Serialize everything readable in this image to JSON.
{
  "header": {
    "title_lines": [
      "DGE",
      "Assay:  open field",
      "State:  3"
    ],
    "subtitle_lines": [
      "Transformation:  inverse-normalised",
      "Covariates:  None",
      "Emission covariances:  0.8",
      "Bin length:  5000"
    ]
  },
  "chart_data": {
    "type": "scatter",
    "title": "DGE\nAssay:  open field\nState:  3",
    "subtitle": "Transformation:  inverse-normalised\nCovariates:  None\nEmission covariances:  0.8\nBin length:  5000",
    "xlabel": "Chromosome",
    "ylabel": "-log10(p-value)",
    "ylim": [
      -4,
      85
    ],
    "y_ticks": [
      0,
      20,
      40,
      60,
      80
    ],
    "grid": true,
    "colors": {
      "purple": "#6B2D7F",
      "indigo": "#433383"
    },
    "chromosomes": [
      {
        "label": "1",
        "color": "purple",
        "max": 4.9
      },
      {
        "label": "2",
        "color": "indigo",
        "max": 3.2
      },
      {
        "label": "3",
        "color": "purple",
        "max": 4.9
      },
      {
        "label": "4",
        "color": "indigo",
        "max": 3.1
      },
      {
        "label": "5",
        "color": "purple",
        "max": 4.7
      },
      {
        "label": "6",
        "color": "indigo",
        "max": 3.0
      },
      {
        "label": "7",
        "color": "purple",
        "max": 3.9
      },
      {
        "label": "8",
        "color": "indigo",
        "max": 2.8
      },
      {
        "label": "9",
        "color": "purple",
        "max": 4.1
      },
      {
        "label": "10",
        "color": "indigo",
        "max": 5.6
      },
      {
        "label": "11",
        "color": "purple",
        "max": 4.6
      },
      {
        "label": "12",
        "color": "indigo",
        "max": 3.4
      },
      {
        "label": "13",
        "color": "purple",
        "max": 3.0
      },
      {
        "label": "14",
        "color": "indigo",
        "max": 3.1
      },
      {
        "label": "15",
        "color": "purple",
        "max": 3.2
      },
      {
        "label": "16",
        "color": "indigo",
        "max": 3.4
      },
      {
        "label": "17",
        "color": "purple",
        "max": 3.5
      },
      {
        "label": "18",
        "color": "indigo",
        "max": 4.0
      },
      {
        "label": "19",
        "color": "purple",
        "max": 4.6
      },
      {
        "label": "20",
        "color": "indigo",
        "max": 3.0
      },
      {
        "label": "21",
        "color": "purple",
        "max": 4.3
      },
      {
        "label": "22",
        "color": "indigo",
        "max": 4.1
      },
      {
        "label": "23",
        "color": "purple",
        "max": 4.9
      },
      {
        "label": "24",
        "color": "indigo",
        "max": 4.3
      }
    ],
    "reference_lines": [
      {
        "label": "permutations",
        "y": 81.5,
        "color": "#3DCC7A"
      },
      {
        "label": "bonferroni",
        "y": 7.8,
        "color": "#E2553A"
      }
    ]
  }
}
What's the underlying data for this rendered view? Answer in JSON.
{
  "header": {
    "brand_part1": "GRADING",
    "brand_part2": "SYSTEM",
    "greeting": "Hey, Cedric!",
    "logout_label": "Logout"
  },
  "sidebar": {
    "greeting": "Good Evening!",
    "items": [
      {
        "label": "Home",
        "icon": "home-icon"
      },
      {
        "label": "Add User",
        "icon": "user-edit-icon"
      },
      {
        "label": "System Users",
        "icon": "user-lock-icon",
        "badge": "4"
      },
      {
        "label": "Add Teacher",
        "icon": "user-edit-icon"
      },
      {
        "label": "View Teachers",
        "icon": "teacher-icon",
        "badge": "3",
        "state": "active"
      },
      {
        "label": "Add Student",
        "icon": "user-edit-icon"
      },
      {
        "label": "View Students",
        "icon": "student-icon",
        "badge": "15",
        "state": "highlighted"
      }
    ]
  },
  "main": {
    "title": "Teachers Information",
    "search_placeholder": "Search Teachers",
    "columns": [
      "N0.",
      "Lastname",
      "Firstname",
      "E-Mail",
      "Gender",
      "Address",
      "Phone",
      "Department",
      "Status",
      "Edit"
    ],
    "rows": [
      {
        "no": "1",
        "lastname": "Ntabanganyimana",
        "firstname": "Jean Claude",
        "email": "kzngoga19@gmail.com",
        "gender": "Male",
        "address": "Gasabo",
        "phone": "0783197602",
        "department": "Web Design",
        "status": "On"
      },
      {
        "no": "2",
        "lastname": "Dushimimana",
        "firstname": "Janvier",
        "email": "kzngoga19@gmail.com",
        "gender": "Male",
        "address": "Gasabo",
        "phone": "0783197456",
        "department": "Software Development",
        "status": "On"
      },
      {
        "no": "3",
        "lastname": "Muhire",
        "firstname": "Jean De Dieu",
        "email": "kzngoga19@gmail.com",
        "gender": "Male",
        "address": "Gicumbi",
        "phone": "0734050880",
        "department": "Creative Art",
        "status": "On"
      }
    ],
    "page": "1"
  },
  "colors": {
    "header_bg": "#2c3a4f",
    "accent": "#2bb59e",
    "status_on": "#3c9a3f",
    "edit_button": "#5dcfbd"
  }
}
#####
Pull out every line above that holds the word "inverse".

■ **Completed exercise**
      "Transformation:  inverse-normalised",
    "subtitle": "Transformation:  inverse-normalised\nCovariates:  None\nEmission covariances:  0.8\nBin length:  5000",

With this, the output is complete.